ACTION ITEM: Please retype every record below exactly, leaving the pictures out.

--- DATA FOR REVIEW Enclosed Below ---

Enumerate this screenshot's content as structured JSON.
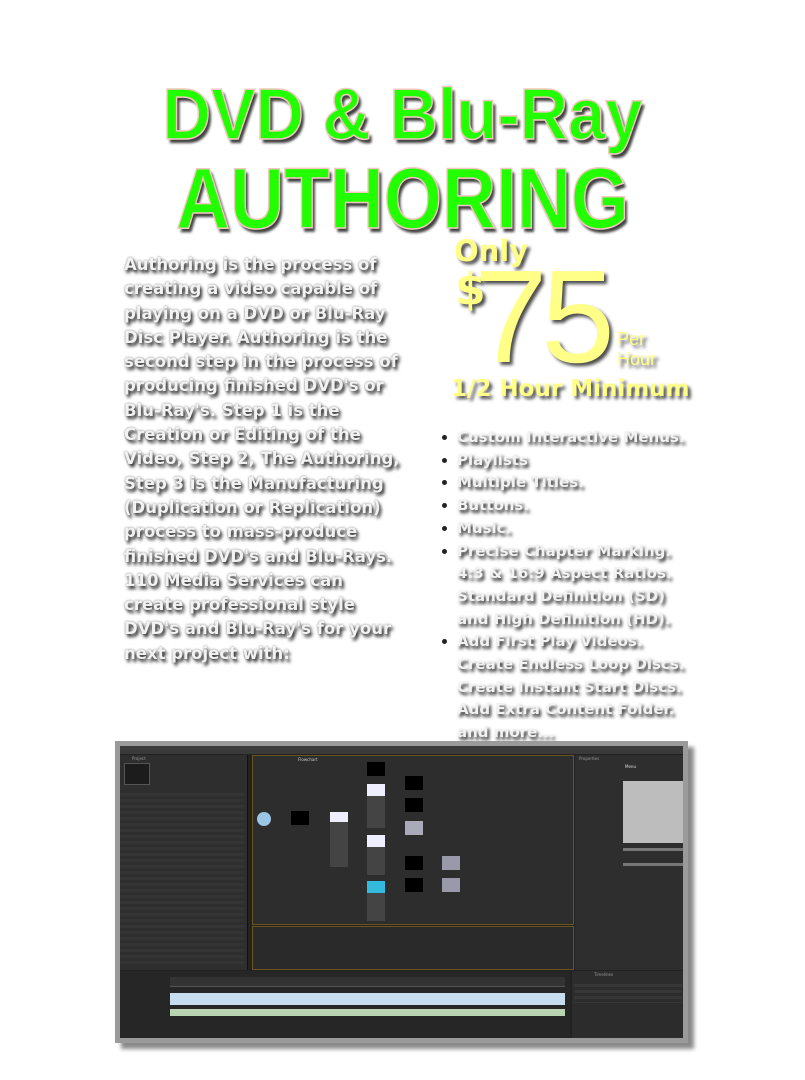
{
  "title": {
    "line1": "DVD & Blu-Ray",
    "line2": "AUTHORING"
  },
  "description_lines": [
    "Authoring is the process of",
    "creating a video capable of",
    "playing on a DVD or Blu-Ray",
    "Disc Player. Authoring is the",
    "second step in the process of",
    "producing finished DVD's or",
    "Blu-Ray's. Step 1 is the",
    "Creation or Editing of the",
    "Video, Step 2, The Authoring,",
    "Step 3 is the Manufacturing",
    "(Duplication or Replication)",
    "process to mass-produce",
    "finished DVD's and Blu-Rays.",
    "110 Media Services can",
    "create professional style",
    "DVD's and Blu-Ray's for your",
    "next project with:"
  ],
  "pricing": {
    "only": "Only",
    "currency": "$",
    "amount": "75",
    "per": "Per",
    "unit": "Hour",
    "minimum": "1/2 Hour Minimum"
  },
  "features": [
    [
      "Custom Interactive Menus."
    ],
    [
      "Playlists"
    ],
    [
      "Multiple Titles."
    ],
    [
      "Buttons."
    ],
    [
      "Music."
    ],
    [
      "Precise Chapter Marking.",
      "4:3 & 16:9 Aspect Ratios.",
      "Standard Definition (SD)",
      "and High Definition (HD)."
    ],
    [
      "Add First Play Videos.",
      "Create Endless Loop Discs.",
      "Create Instant Start Discs.",
      "Add Extra Content Folder.",
      "and more..."
    ]
  ],
  "software_screenshot": {
    "tabs": [
      "Project",
      "Flowchart",
      "Properties",
      "Menu",
      "Timelines"
    ]
  },
  "colors": {
    "title_green": "#22ff00",
    "price_yellow": "#ffff88",
    "app_bg": "#2b2b2b"
  }
}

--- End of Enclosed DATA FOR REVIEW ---

WRITTEN SOLUTION:
Enumerate this screenshot's content as structured JSON.
{
  "title": {
    "line1": "DVD & Blu-Ray",
    "line2": "AUTHORING"
  },
  "description_lines": [
    "Authoring is the process of",
    "creating a video capable of",
    "playing on a DVD or Blu-Ray",
    "Disc Player. Authoring is the",
    "second step in the process of",
    "producing finished DVD's or",
    "Blu-Ray's. Step 1 is the",
    "Creation or Editing of the",
    "Video, Step 2, The Authoring,",
    "Step 3 is the Manufacturing",
    "(Duplication or Replication)",
    "process to mass-produce",
    "finished DVD's and Blu-Rays.",
    "110 Media Services can",
    "create professional style",
    "DVD's and Blu-Ray's for your",
    "next project with:"
  ],
  "pricing": {
    "only": "Only",
    "currency": "$",
    "amount": "75",
    "per": "Per",
    "unit": "Hour",
    "minimum": "1/2 Hour Minimum"
  },
  "features": [
    [
      "Custom Interactive Menus."
    ],
    [
      "Playlists"
    ],
    [
      "Multiple Titles."
    ],
    [
      "Buttons."
    ],
    [
      "Music."
    ],
    [
      "Precise Chapter Marking.",
      "4:3 & 16:9 Aspect Ratios.",
      "Standard Definition (SD)",
      "and High Definition (HD)."
    ],
    [
      "Add First Play Videos.",
      "Create Endless Loop Discs.",
      "Create Instant Start Discs.",
      "Add Extra Content Folder.",
      "and more..."
    ]
  ],
  "software_screenshot": {
    "tabs": [
      "Project",
      "Flowchart",
      "Properties",
      "Menu",
      "Timelines"
    ]
  },
  "colors": {
    "title_green": "#22ff00",
    "price_yellow": "#ffff88",
    "app_bg": "#2b2b2b"
  }
}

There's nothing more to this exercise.